# Excerpted records:
_ _ _ _ _

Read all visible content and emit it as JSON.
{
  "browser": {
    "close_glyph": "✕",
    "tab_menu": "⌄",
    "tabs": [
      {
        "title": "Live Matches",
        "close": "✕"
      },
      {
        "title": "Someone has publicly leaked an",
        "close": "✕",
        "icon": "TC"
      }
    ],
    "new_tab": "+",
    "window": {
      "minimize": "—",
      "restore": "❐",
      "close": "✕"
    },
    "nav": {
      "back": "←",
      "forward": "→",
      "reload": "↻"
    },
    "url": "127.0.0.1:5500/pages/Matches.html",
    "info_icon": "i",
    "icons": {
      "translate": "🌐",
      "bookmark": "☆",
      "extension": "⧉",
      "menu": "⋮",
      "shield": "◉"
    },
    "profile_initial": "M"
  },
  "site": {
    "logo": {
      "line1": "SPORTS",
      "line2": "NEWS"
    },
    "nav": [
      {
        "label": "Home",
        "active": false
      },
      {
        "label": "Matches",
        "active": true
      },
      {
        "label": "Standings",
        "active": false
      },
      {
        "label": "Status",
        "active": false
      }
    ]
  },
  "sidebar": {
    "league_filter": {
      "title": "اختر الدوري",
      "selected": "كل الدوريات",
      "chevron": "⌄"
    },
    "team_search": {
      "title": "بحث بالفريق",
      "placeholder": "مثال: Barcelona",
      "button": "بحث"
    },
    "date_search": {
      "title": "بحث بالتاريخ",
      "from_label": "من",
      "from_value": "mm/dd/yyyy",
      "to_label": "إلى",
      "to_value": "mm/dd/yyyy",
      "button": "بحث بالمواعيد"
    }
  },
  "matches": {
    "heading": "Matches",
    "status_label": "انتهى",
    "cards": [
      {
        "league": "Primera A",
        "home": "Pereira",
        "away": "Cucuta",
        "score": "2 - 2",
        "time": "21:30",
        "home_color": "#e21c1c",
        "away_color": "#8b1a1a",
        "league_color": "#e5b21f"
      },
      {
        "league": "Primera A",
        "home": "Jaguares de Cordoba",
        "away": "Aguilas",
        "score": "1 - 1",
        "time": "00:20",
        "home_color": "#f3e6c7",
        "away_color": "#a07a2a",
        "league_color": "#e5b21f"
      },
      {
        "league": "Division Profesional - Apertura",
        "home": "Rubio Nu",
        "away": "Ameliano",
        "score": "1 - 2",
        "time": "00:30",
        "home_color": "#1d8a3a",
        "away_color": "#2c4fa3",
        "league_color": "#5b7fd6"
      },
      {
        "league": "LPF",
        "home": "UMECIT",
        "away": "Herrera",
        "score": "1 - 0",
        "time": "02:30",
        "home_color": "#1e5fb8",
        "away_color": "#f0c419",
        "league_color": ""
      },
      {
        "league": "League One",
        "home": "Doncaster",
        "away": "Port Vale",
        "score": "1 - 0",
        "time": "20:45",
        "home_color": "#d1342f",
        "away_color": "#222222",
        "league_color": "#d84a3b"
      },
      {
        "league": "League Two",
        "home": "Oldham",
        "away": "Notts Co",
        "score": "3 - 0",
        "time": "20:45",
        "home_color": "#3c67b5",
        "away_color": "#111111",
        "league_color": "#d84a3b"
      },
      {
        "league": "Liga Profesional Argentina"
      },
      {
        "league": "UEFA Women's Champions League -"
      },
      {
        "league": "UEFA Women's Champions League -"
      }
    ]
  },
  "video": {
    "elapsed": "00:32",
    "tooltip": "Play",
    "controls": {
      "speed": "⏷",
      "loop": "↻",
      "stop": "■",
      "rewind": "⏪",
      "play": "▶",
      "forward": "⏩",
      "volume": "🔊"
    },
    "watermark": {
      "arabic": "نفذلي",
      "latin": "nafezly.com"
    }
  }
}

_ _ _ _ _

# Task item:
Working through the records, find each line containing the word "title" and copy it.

# Task result:
        "title": "Live Matches",
        "title": "Someone has publicly leaked an",
      "title": "اختر الدوري",
      "title": "بحث بالفريق",
      "title": "بحث بالتاريخ",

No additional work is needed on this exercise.